• _WHAT IS BEING ASKED_: Pictures must not be copied, but every entry must be reproduced exactly.

_ _ _ _ _ _ _

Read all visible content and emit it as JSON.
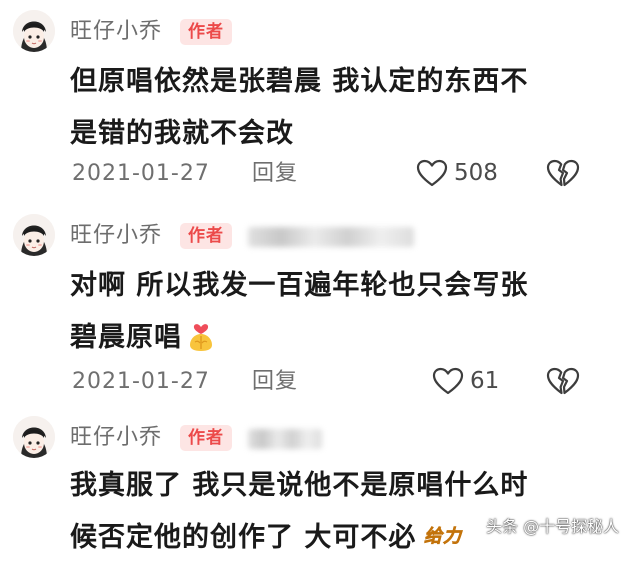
{
  "comments": [
    {
      "username": "旺仔小乔",
      "badge": "作者",
      "lines": [
        "但原唱依然是张碧晨 我认定的东西不",
        "是错的我就不会改"
      ],
      "date": "2021-01-27",
      "reply_label": "回复",
      "like_count": "508"
    },
    {
      "username": "旺仔小乔",
      "badge": "作者",
      "lines": [
        "对啊 所以我发一百遍年轮也只会写张",
        "碧晨原唱"
      ],
      "date": "2021-01-27",
      "reply_label": "回复",
      "like_count": "61"
    },
    {
      "username": "旺仔小乔",
      "badge": "作者",
      "lines": [
        "我真服了 我只是说他不是原唱什么时",
        "候否定他的创作了 大可不必"
      ]
    }
  ],
  "sticker_text": "给力",
  "watermark": "头条 @十号探秘人",
  "colors": {
    "badge_bg": "#fde5e4",
    "badge_text": "#ec4a4a",
    "meta_text": "#6f6f6f",
    "body_text": "#1a1a1a"
  },
  "icons": {
    "like": "heart-outline-icon",
    "dislike": "broken-heart-icon",
    "avatar": "cartoon-girl-avatar",
    "emoji": "pray-hands-heart-emoji"
  }
}
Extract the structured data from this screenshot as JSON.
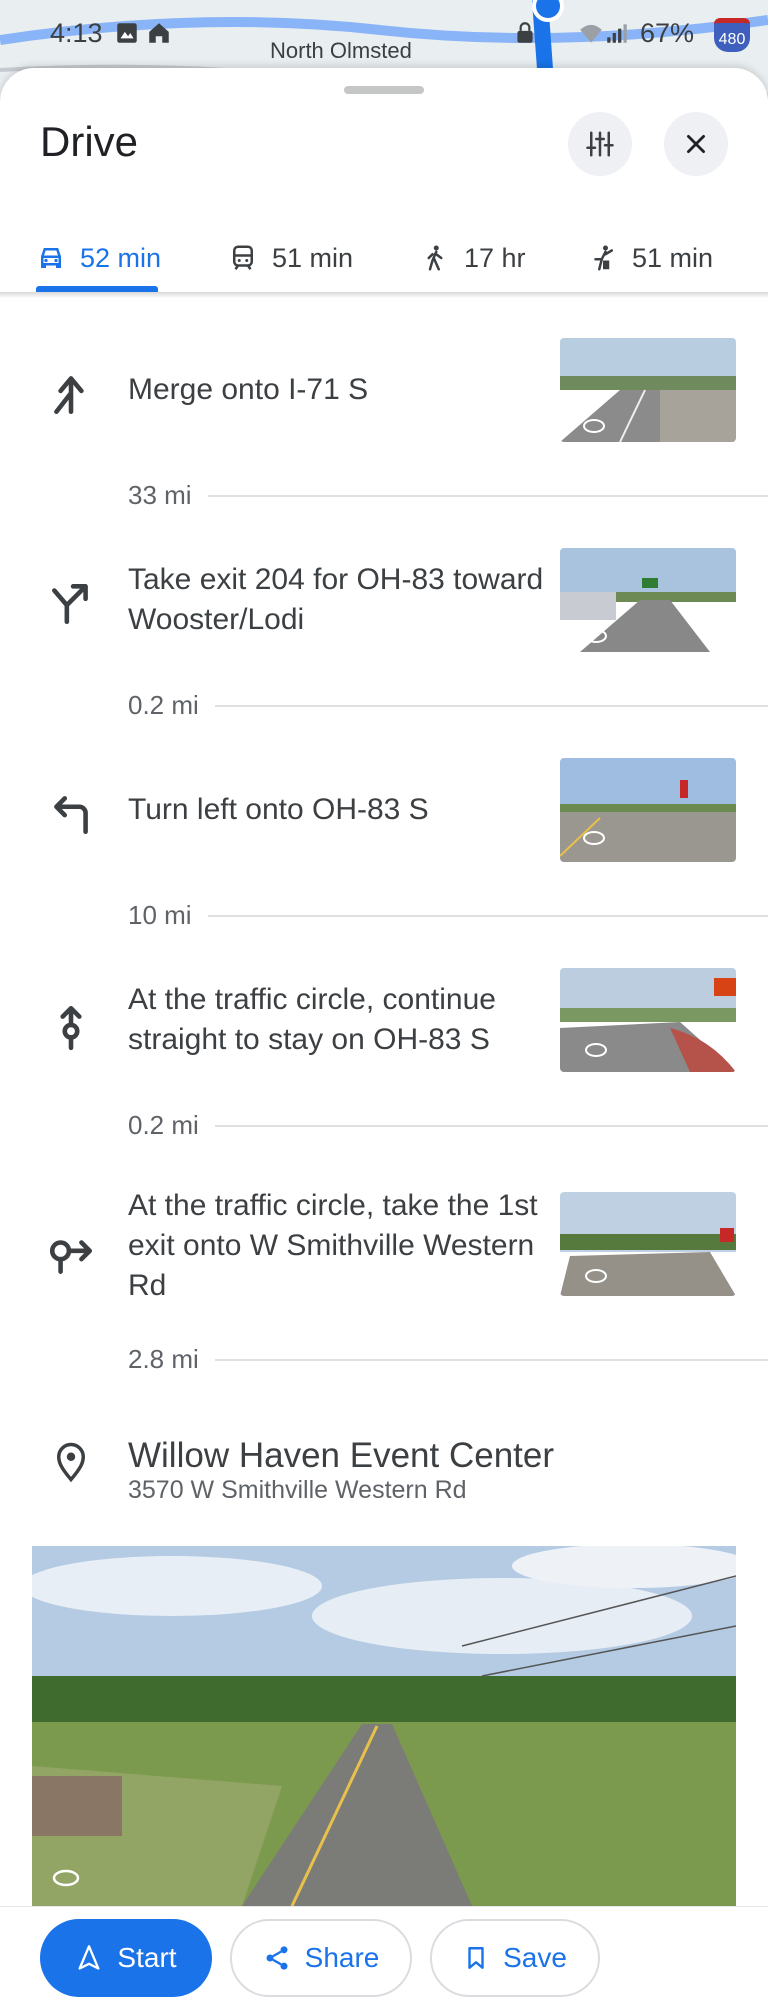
{
  "status_bar": {
    "time": "4:13",
    "battery": "67%",
    "map_label": "North Olmsted",
    "shield": "480"
  },
  "sheet": {
    "title": "Drive"
  },
  "header_buttons": {
    "options_icon": "tune-icon",
    "close_icon": "close-icon"
  },
  "tabs": [
    {
      "mode": "drive",
      "label": "52 min",
      "active": true
    },
    {
      "mode": "transit",
      "label": "51 min",
      "active": false
    },
    {
      "mode": "walk",
      "label": "17 hr",
      "active": false
    },
    {
      "mode": "ride",
      "label": "51 min",
      "active": false
    }
  ],
  "steps": [
    {
      "icon": "merge-icon",
      "text": "Merge onto I-71 S"
    },
    {
      "icon": "exit-right-icon",
      "text": "Take exit 204 for OH-83 toward Wooster/Lodi"
    },
    {
      "icon": "turn-left-icon",
      "text": "Turn left onto OH-83 S"
    },
    {
      "icon": "roundabout-straight-icon",
      "text": "At the traffic circle, continue straight to stay on OH-83 S"
    },
    {
      "icon": "roundabout-exit-icon",
      "text": "At the traffic circle, take the 1st exit onto W Smithville Western Rd"
    }
  ],
  "distances": [
    "33 mi",
    "0.2 mi",
    "10 mi",
    "0.2 mi",
    "2.8 mi"
  ],
  "destination": {
    "name": "Willow Haven Event Center",
    "address": "3570 W Smithville Western Rd"
  },
  "actions": {
    "start": "Start",
    "share": "Share",
    "save": "Save"
  },
  "colors": {
    "accent": "#1a73e8",
    "text": "#3c4043",
    "muted": "#5f6368"
  }
}
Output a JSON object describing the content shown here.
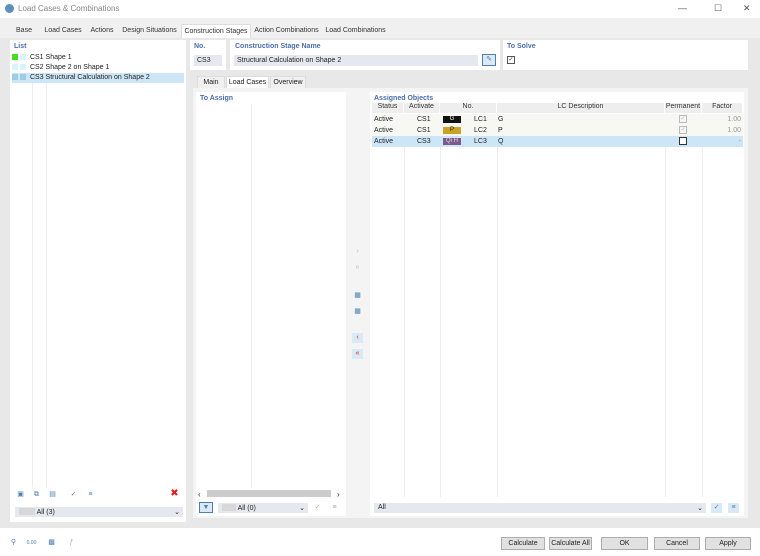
{
  "window": {
    "title": "Load Cases & Combinations"
  },
  "tabs": [
    {
      "label": "Base"
    },
    {
      "label": "Load Cases"
    },
    {
      "label": "Actions"
    },
    {
      "label": "Design Situations"
    },
    {
      "label": "Construction Stages"
    },
    {
      "label": "Action Combinations"
    },
    {
      "label": "Load Combinations"
    }
  ],
  "list": {
    "header": "List",
    "items": [
      {
        "id": "CS1",
        "name": "Shape 1",
        "color": "#44dd22"
      },
      {
        "id": "CS2",
        "name": "Shape 2 on Shape 1",
        "color": "#d8f4fb"
      },
      {
        "id": "CS3",
        "name": "Structural Calculation on Shape 2",
        "color": "#9ccde6"
      }
    ],
    "filter": "All (3)"
  },
  "no": {
    "label": "No.",
    "value": "CS3"
  },
  "name": {
    "label": "Construction Stage Name",
    "value": "Structural Calculation on Shape 2"
  },
  "to_solve": {
    "label": "To Solve",
    "checked": true
  },
  "subtabs": [
    {
      "label": "Main"
    },
    {
      "label": "Load Cases"
    },
    {
      "label": "Overview"
    }
  ],
  "to_assign": {
    "header": "To Assign",
    "filter": "All (0)"
  },
  "assigned": {
    "header": "Assigned Objects",
    "columns": [
      "Status",
      "Activate",
      "No.",
      "LC Description",
      "Permanent",
      "Factor"
    ],
    "rows": [
      {
        "status": "Active",
        "activate": "CS1",
        "badge": "G",
        "badge_color": "#111111",
        "lc": "LC1",
        "desc": "G",
        "permanent": true,
        "factor": "1.00"
      },
      {
        "status": "Active",
        "activate": "CS1",
        "badge": "P",
        "badge_color": "#c9a227",
        "lc": "LC2",
        "desc": "P",
        "permanent": true,
        "factor": "1.00"
      },
      {
        "status": "Active",
        "activate": "CS3",
        "badge": "Qi H",
        "badge_color": "#7b5b8f",
        "lc": "LC3",
        "desc": "Q",
        "permanent": false,
        "factor": "-"
      }
    ],
    "filter": "All"
  },
  "footer": {
    "calculate": "Calculate",
    "calculate_all": "Calculate All",
    "ok": "OK",
    "cancel": "Cancel",
    "apply": "Apply"
  }
}
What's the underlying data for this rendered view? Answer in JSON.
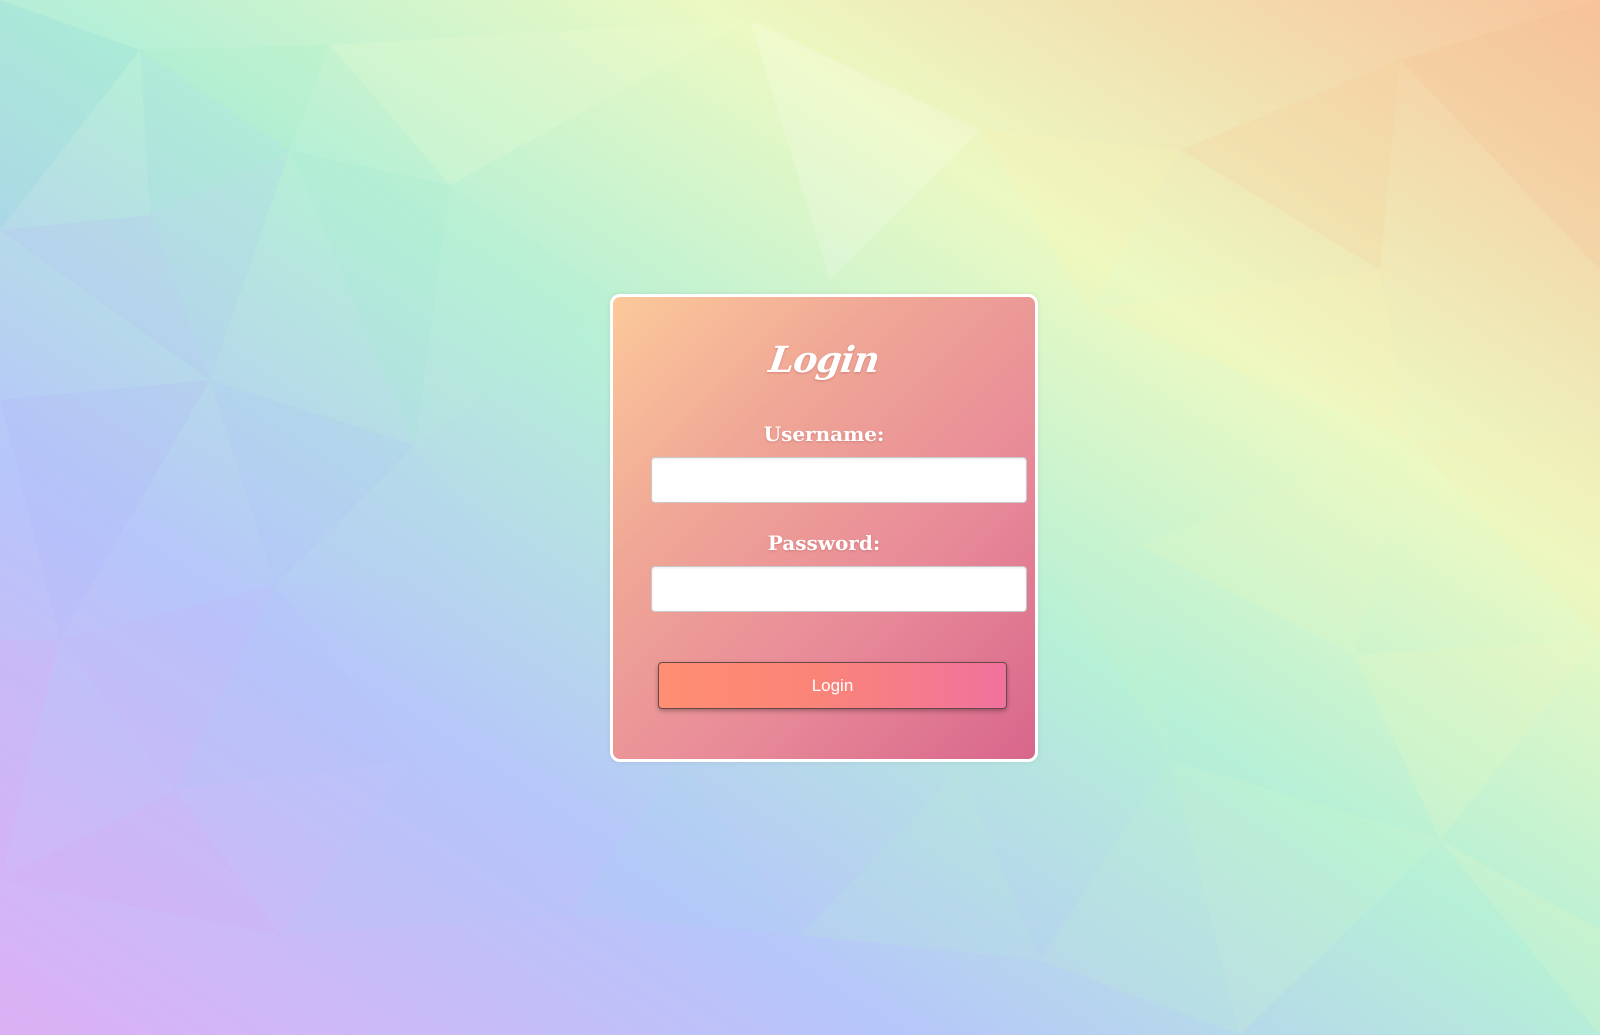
{
  "page": {
    "background_style": "low-poly pastel rainbow",
    "colors": {
      "card_gradient_start": "#fcc99a",
      "card_gradient_end": "#d8668c",
      "button_gradient_start": "#ff8e72",
      "button_gradient_end": "#f0729e"
    }
  },
  "login_form": {
    "title": "Login",
    "username_label": "Username:",
    "username_value": "",
    "password_label": "Password:",
    "password_value": "",
    "submit_label": "Login"
  }
}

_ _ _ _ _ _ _

• _ANSWER SECTION_:
Read all visible content and emit it as JSON.
{
  "comments": [
    {
      "username": "旺仔小乔",
      "badge": "作者",
      "lines": [
        "但原唱依然是张碧晨 我认定的东西不",
        "是错的我就不会改"
      ],
      "date": "2021-01-27",
      "reply_label": "回复",
      "like_count": "508"
    },
    {
      "username": "旺仔小乔",
      "badge": "作者",
      "lines": [
        "对啊 所以我发一百遍年轮也只会写张",
        "碧晨原唱"
      ],
      "date": "2021-01-27",
      "reply_label": "回复",
      "like_count": "61"
    },
    {
      "username": "旺仔小乔",
      "badge": "作者",
      "lines": [
        "我真服了 我只是说他不是原唱什么时",
        "候否定他的创作了 大可不必"
      ]
    }
  ],
  "sticker_text": "给力",
  "watermark": "头条 @十号探秘人",
  "colors": {
    "badge_bg": "#fde5e4",
    "badge_text": "#ec4a4a",
    "meta_text": "#6f6f6f",
    "body_text": "#1a1a1a"
  },
  "icons": {
    "like": "heart-outline-icon",
    "dislike": "broken-heart-icon",
    "avatar": "cartoon-girl-avatar",
    "emoji": "pray-hands-heart-emoji"
  }
}
Extract the structured data from this screenshot as JSON.
{
  "status_bar": {
    "time": "4:13",
    "battery": "67%",
    "map_label": "North Olmsted",
    "shield": "480"
  },
  "sheet": {
    "title": "Drive"
  },
  "header_buttons": {
    "options_icon": "tune-icon",
    "close_icon": "close-icon"
  },
  "tabs": [
    {
      "mode": "drive",
      "label": "52 min",
      "active": true
    },
    {
      "mode": "transit",
      "label": "51 min",
      "active": false
    },
    {
      "mode": "walk",
      "label": "17 hr",
      "active": false
    },
    {
      "mode": "ride",
      "label": "51 min",
      "active": false
    }
  ],
  "steps": [
    {
      "icon": "merge-icon",
      "text": "Merge onto I-71 S"
    },
    {
      "icon": "exit-right-icon",
      "text": "Take exit 204 for OH-83 toward Wooster/Lodi"
    },
    {
      "icon": "turn-left-icon",
      "text": "Turn left onto OH-83 S"
    },
    {
      "icon": "roundabout-straight-icon",
      "text": "At the traffic circle, continue straight to stay on OH-83 S"
    },
    {
      "icon": "roundabout-exit-icon",
      "text": "At the traffic circle, take the 1st exit onto W Smithville Western Rd"
    }
  ],
  "distances": [
    "33 mi",
    "0.2 mi",
    "10 mi",
    "0.2 mi",
    "2.8 mi"
  ],
  "destination": {
    "name": "Willow Haven Event Center",
    "address": "3570 W Smithville Western Rd"
  },
  "actions": {
    "start": "Start",
    "share": "Share",
    "save": "Save"
  },
  "colors": {
    "accent": "#1a73e8",
    "text": "#3c4043",
    "muted": "#5f6368"
  }
}
Output a JSON object describing the content shown here.
{
  "window": {
    "title": "Load Cases & Combinations"
  },
  "tabs": [
    {
      "label": "Base"
    },
    {
      "label": "Load Cases"
    },
    {
      "label": "Actions"
    },
    {
      "label": "Design Situations"
    },
    {
      "label": "Construction Stages"
    },
    {
      "label": "Action Combinations"
    },
    {
      "label": "Load Combinations"
    }
  ],
  "list": {
    "header": "List",
    "items": [
      {
        "id": "CS1",
        "name": "Shape 1",
        "color": "#44dd22"
      },
      {
        "id": "CS2",
        "name": "Shape 2 on Shape 1",
        "color": "#d8f4fb"
      },
      {
        "id": "CS3",
        "name": "Structural Calculation on Shape 2",
        "color": "#9ccde6"
      }
    ],
    "filter": "All (3)"
  },
  "no": {
    "label": "No.",
    "value": "CS3"
  },
  "name": {
    "label": "Construction Stage Name",
    "value": "Structural Calculation on Shape 2"
  },
  "to_solve": {
    "label": "To Solve",
    "checked": true
  },
  "subtabs": [
    {
      "label": "Main"
    },
    {
      "label": "Load Cases"
    },
    {
      "label": "Overview"
    }
  ],
  "to_assign": {
    "header": "To Assign",
    "filter": "All (0)"
  },
  "assigned": {
    "header": "Assigned Objects",
    "columns": [
      "Status",
      "Activate",
      "No.",
      "LC Description",
      "Permanent",
      "Factor"
    ],
    "rows": [
      {
        "status": "Active",
        "activate": "CS1",
        "badge": "G",
        "badge_color": "#111111",
        "lc": "LC1",
        "desc": "G",
        "permanent": true,
        "factor": "1.00"
      },
      {
        "status": "Active",
        "activate": "CS1",
        "badge": "P",
        "badge_color": "#c9a227",
        "lc": "LC2",
        "desc": "P",
        "permanent": true,
        "factor": "1.00"
      },
      {
        "status": "Active",
        "activate": "CS3",
        "badge": "Qi H",
        "badge_color": "#7b5b8f",
        "lc": "LC3",
        "desc": "Q",
        "permanent": false,
        "factor": "-"
      }
    ],
    "filter": "All"
  },
  "footer": {
    "calculate": "Calculate",
    "calculate_all": "Calculate All",
    "ok": "OK",
    "cancel": "Cancel",
    "apply": "Apply"
  }
}
What's the underlying data for this rendered view? Answer in JSON.
{
  "page": {
    "background_style": "low-poly pastel rainbow",
    "colors": {
      "card_gradient_start": "#fcc99a",
      "card_gradient_end": "#d8668c",
      "button_gradient_start": "#ff8e72",
      "button_gradient_end": "#f0729e"
    }
  },
  "login_form": {
    "title": "Login",
    "username_label": "Username:",
    "username_value": "",
    "password_label": "Password:",
    "password_value": "",
    "submit_label": "Login"
  }
}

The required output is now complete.